# What is expected
Copy each line of the entries that contains the word "tempALink".
- - -
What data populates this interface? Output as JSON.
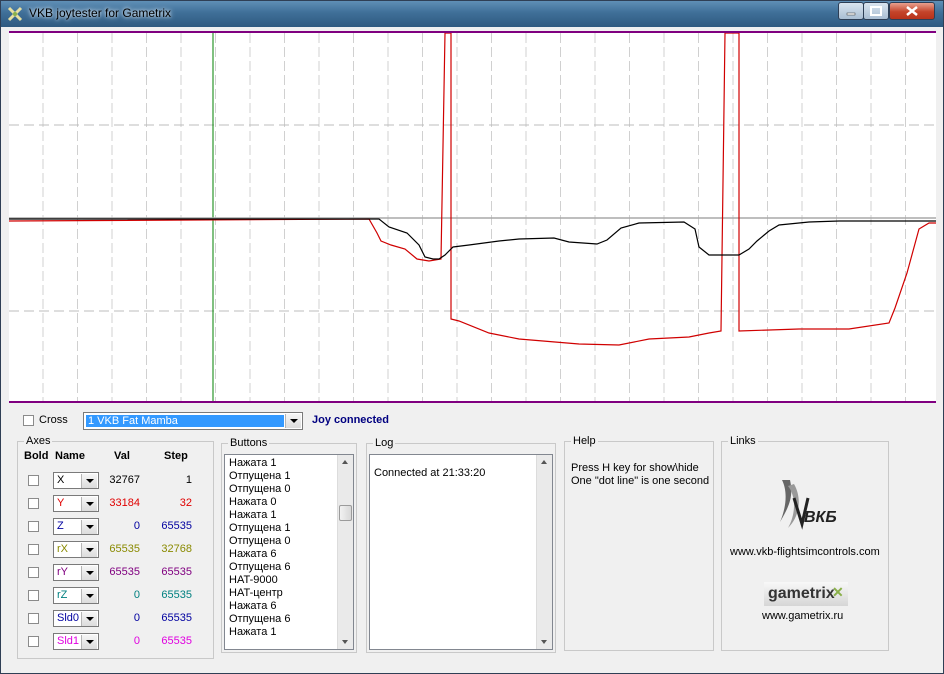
{
  "window": {
    "title": "VKB joytester for Gametrix"
  },
  "top": {
    "cross_label": "Cross",
    "device_selected": "1 VKB Fat Mamba",
    "status": "Joy connected"
  },
  "axes": {
    "title": "Axes",
    "headers": {
      "bold": "Bold",
      "name": "Name",
      "val": "Val",
      "step": "Step"
    },
    "rows": [
      {
        "name": "X",
        "val": "32767",
        "step": "1",
        "color": "#000000"
      },
      {
        "name": "Y",
        "val": "33184",
        "step": "32",
        "color": "#e00000"
      },
      {
        "name": "Z",
        "val": "0",
        "step": "65535",
        "color": "#0000a0"
      },
      {
        "name": "rX",
        "val": "65535",
        "step": "32768",
        "color": "#8a8a00"
      },
      {
        "name": "rY",
        "val": "65535",
        "step": "65535",
        "color": "#800080"
      },
      {
        "name": "rZ",
        "val": "0",
        "step": "65535",
        "color": "#008080"
      },
      {
        "name": "Sld0",
        "val": "0",
        "step": "65535",
        "color": "#0000a0"
      },
      {
        "name": "Sld1",
        "val": "0",
        "step": "65535",
        "color": "#e000e0"
      }
    ]
  },
  "buttons": {
    "title": "Buttons",
    "items": [
      "Нажата 1",
      "Отпущена 1",
      "Отпущена 0",
      "Нажата 0",
      "Нажата 1",
      "Отпущена 1",
      "Отпущена 0",
      "Нажата 6",
      "Отпущена 6",
      "HAT-9000",
      "HAT-центр",
      "Нажата 6",
      "Отпущена 6",
      "Нажата 1"
    ]
  },
  "log": {
    "title": "Log",
    "items": [
      "Connected at 21:33:20"
    ]
  },
  "help": {
    "title": "Help",
    "line1": "Press H key for show\\hide",
    "line2": "One \"dot line\" is one second"
  },
  "links": {
    "title": "Links",
    "vkb_logo_text": "ВКБ",
    "vkb_url": "www.vkb-flightsimcontrols.com",
    "gametrix_logo_text": "gametrix",
    "gametrix_url": "www.gametrix.ru"
  },
  "colors": {
    "accent_blue": "#000080",
    "graph_border": "#800080",
    "grid": "#c0c0c0"
  }
}
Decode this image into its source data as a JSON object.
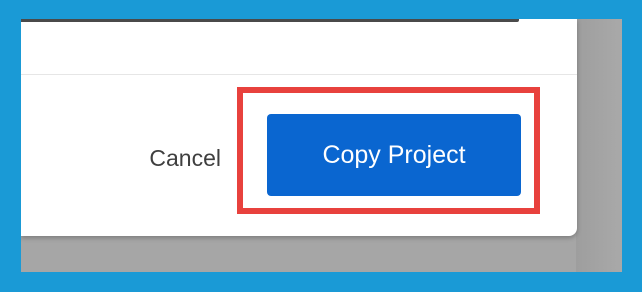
{
  "dialog": {
    "cancel_label": "Cancel",
    "copy_label": "Copy Project"
  },
  "colors": {
    "frame_border": "#1a9ad6",
    "primary_button": "#0a66d0",
    "highlight": "#e8413d",
    "backdrop": "#a6a6a6"
  }
}
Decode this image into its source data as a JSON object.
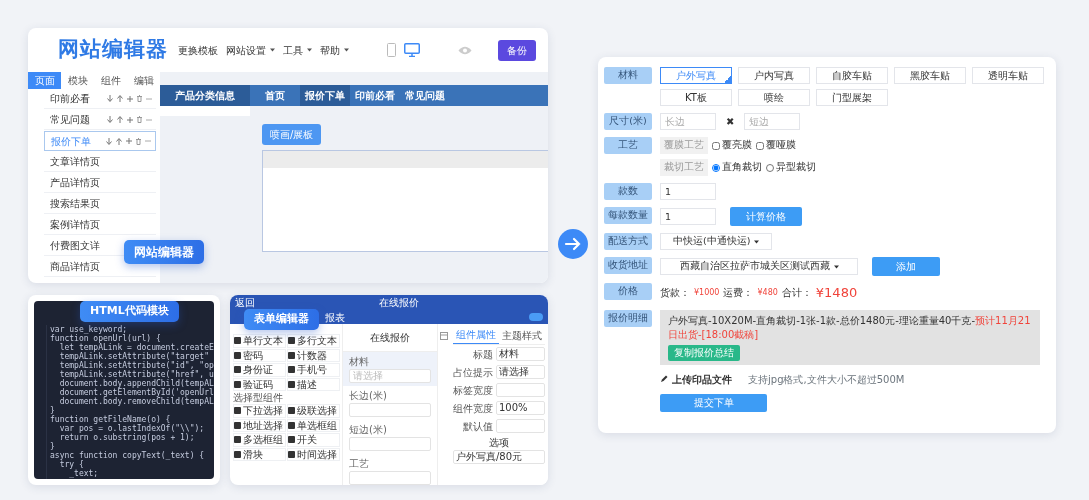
{
  "editor": {
    "logo": "网站编辑器",
    "menu": [
      {
        "label": "更换模板",
        "dropdown": false
      },
      {
        "label": "网站设置",
        "dropdown": true
      },
      {
        "label": "工具",
        "dropdown": true
      },
      {
        "label": "帮助",
        "dropdown": true
      }
    ],
    "devices": [
      {
        "kind": "mobile",
        "selected": false
      },
      {
        "kind": "desktop",
        "selected": true
      }
    ],
    "backup_button": "备份",
    "tabs": [
      {
        "label": "页面",
        "selected": true
      },
      {
        "label": "模块",
        "selected": false
      },
      {
        "label": "组件",
        "selected": false
      },
      {
        "label": "编辑",
        "selected": false
      }
    ],
    "pages": [
      {
        "label": "印前必看",
        "actions": true,
        "selected": false
      },
      {
        "label": "常见问题",
        "actions": true,
        "selected": false
      },
      {
        "label": "报价下单",
        "actions": true,
        "selected": true
      },
      {
        "label": "文章详情页",
        "actions": false,
        "selected": false
      },
      {
        "label": "产品详情页",
        "actions": false,
        "selected": false
      },
      {
        "label": "搜索结果页",
        "actions": false,
        "selected": false
      },
      {
        "label": "案例详情页",
        "actions": false,
        "selected": false
      },
      {
        "label": "付费图文详",
        "actions": false,
        "selected": false
      },
      {
        "label": "商品详情页",
        "actions": false,
        "selected": false
      }
    ],
    "category": "产品分类信息",
    "site_nav": [
      {
        "label": "首页",
        "selected": false
      },
      {
        "label": "报价下单",
        "selected": true
      },
      {
        "label": "印前必看",
        "selected": false
      },
      {
        "label": "常见问题",
        "selected": false
      }
    ],
    "tooltip": "喷画/展板",
    "badge": "网站编辑器"
  },
  "code_panel": {
    "badge": "HTML代码模块",
    "lines": [
      "var use_keyword;",
      "function openUrl(url) {",
      "  let tempALink = document.createE",
      "  tempALink.setAttribute(\"target\"",
      "  tempALink.setAttribute(\"id\", \"op",
      "  tempALink.setAttribute(\"href\", u",
      "  document.body.appendChild(tempAL",
      "  document.getElementById('openUrl",
      "  document.body.removeChild(tempAL",
      "}",
      "function getFileName(o) {",
      "  var pos = o.lastIndexOf(\"\\\\\");",
      "  return o.substring(pos + 1);",
      "}",
      "async function copyText(_text) {",
      "  try {",
      "    _text;"
    ]
  },
  "form_editor": {
    "back": "返回",
    "title": "在线报价",
    "menu_item": "报表",
    "badge": "表单编辑器",
    "palette": [
      {
        "items": [
          "单行文本",
          "多行文本",
          "密码",
          "计数器",
          "身份证",
          "手机号",
          "验证码",
          "描述"
        ]
      },
      {
        "header": "选择型组件",
        "items": [
          "下拉选择",
          "级联选择",
          "地址选择",
          "单选框组",
          "多选框组",
          "开关",
          "滑块",
          "时间选择"
        ]
      }
    ],
    "form_title": "在线报价",
    "fields": [
      {
        "label": "材料",
        "placeholder": "请选择",
        "selected": true
      },
      {
        "label": "长边(米)",
        "selected": false
      },
      {
        "label": "短边(米)",
        "selected": false
      },
      {
        "label": "工艺",
        "selected": false
      }
    ],
    "prop_tabs": [
      {
        "label": "组件属性",
        "selected": true
      },
      {
        "label": "主题样式",
        "selected": false
      }
    ],
    "props": [
      {
        "label": "标题",
        "value": "材料"
      },
      {
        "label": "占位提示",
        "value": "请选择"
      },
      {
        "label": "标签宽度"
      },
      {
        "label": "组件宽度",
        "value": "100%"
      },
      {
        "label": "默认值"
      }
    ],
    "options_title": "选项",
    "option": "户外写真/80元"
  },
  "quote_form": {
    "material": {
      "label": "材料",
      "options": [
        {
          "label": "户外写真",
          "selected": true
        },
        {
          "label": "户内写真",
          "selected": false
        },
        {
          "label": "自胶车贴",
          "selected": false
        },
        {
          "label": "黑胶车贴",
          "selected": false
        },
        {
          "label": "透明车贴",
          "selected": false
        },
        {
          "label": "KT板",
          "selected": false
        },
        {
          "label": "喷绘",
          "selected": false
        },
        {
          "label": "门型展架",
          "selected": false
        }
      ]
    },
    "size": {
      "label": "尺寸(米)",
      "long_placeholder": "长边",
      "times": "✖",
      "short_placeholder": "短边"
    },
    "craft": {
      "label": "工艺",
      "groups": [
        {
          "label": "覆膜工艺",
          "kind": "checkbox",
          "options": [
            {
              "label": "覆亮膜",
              "checked": false
            },
            {
              "label": "覆哑膜",
              "checked": false
            }
          ]
        },
        {
          "label": "裁切工艺",
          "kind": "radio",
          "options": [
            {
              "label": "直角裁切",
              "selected": true
            },
            {
              "label": "异型裁切",
              "selected": false
            }
          ]
        }
      ]
    },
    "styles": {
      "label": "款数",
      "value": "1"
    },
    "per_style": {
      "label": "每款数量",
      "value": "1",
      "button": "计算价格"
    },
    "shipping": {
      "label": "配送方式",
      "value": "中快运(中通快运)"
    },
    "address": {
      "label": "收货地址",
      "value": "西藏自治区拉萨市城关区测试西藏",
      "button": "添加"
    },
    "price": {
      "label": "价格",
      "goods_label": "货款：",
      "goods": "¥1000",
      "freight_label": "运费：",
      "freight": "¥480",
      "total_label": "合计：",
      "total": "¥1480"
    },
    "detail": {
      "label": "报价明细",
      "summary": "户外写真-10X20M-直角裁切-1张-1款-总价1480元-理论重量40千克-",
      "eta": "预计11月21日出货-[18:00截稿]",
      "copy_button": "复制报价总结"
    },
    "upload": {
      "label": "上传印品文件",
      "hint": "支持jpg格式,文件大小不超过500M"
    },
    "submit": "提交下单"
  }
}
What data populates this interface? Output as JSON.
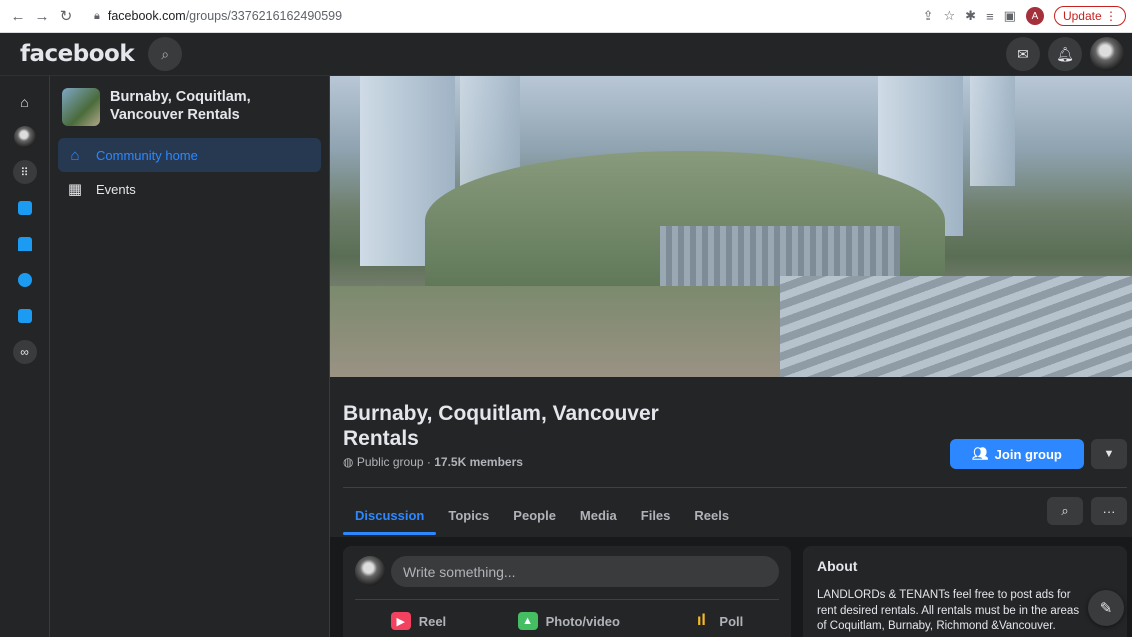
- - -
# Expected output
      "  let tempALink = document.createE",
      "  tempALink.setAttribute(\"target\"",
      "  tempALink.setAttribute(\"id\", \"op",
      "  tempALink.setAttribute(\"href\", u",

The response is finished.